The museum makes no serious attempt to present a balanced account of Stalin's career or deeds. It remains, much as when it opened in 1957, a reverent homage to the Gori boy who became a key figure of 20th-century world history – although guides do now at least refer to the purges, the Gulag and his 1939 pact with Hitler. As well as the halls of memorabilia, the visit includes the tiny wood-and-mudbrick house where Stalin lived for the first four years of his life.
The house, where Stalin's parents rented a single room, stands in front of the main museum building, under its own temple-like superstructure.
The museum charts Stalin’s journey from the Gori church school to leadership of the USSR, the Yalta Conference at the end of WWII and his death in 1953. The first hall upstairs covers his childhood and adolescence, including his rather cringeworthy pastoral poetry, and then his early revolutionary activities in Georgia, his seven jail terms under the tsarist authorities (six of them in Siberia), the revolution of 1917 and Lenin’s death in 1924. The text of Lenin’s 1922 political testament that described Stalin as too coarse and power-hungry, advising Communist Party members to remove him from post of General Secretary, is on display.
One room is devoted to a bronze copy of Stalin’s eerie death mask, lying in state. The next has a large collection of gifts from world leaders and other Bolsheviks. Off the staircase is a reconstruction of his first office in the Kremlin, plus personal memorabilia such as his pipes, glasses, cigars and slide rule. One small two-room section beside the foot of the stairs deals with political repression under Stalin.

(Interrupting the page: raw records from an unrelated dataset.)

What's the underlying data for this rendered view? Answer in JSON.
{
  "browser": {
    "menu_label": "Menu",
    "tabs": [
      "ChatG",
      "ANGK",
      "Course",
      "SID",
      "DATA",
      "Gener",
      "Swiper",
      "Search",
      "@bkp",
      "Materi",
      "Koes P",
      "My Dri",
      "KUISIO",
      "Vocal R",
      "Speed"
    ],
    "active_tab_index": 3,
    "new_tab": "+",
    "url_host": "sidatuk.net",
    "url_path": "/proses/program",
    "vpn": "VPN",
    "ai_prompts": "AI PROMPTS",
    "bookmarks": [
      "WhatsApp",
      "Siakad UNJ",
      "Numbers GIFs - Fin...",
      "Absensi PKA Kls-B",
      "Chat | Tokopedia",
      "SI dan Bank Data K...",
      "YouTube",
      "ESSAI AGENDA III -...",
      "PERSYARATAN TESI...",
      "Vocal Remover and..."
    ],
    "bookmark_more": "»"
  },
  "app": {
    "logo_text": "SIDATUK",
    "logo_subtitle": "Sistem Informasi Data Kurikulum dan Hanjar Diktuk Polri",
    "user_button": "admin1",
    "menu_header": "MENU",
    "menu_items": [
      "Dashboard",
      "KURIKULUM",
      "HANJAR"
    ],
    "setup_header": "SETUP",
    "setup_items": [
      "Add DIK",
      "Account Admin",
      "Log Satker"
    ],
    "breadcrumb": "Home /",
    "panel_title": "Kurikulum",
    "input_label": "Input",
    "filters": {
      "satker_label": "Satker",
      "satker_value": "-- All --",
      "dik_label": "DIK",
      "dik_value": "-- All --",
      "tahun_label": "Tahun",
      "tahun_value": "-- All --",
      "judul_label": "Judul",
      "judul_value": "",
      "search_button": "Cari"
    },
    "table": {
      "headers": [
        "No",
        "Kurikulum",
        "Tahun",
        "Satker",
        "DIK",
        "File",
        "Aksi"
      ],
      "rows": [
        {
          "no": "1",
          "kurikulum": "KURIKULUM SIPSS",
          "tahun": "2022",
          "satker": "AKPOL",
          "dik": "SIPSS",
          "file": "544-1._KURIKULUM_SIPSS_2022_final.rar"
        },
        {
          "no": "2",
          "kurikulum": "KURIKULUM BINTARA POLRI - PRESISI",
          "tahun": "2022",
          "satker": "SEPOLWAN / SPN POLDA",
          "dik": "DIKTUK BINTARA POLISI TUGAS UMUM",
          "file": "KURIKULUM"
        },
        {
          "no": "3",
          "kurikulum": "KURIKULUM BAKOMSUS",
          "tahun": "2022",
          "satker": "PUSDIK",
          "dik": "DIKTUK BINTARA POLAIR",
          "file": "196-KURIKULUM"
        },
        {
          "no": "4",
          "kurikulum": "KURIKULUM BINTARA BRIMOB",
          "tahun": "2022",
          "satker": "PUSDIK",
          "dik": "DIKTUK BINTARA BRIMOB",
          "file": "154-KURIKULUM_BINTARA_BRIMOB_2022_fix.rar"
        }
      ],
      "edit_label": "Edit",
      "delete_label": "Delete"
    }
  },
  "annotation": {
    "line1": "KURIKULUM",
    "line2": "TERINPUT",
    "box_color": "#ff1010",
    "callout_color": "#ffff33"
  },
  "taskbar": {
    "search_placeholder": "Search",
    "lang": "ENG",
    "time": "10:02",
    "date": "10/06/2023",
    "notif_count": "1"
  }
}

To one side of the museum is Stalin’s train carriage, in which he travelled to Yalta in 1945 (he didn’t like flying). Apparently bulletproof, its elegant interior includes a bathtub and a primitive air-conditioning system.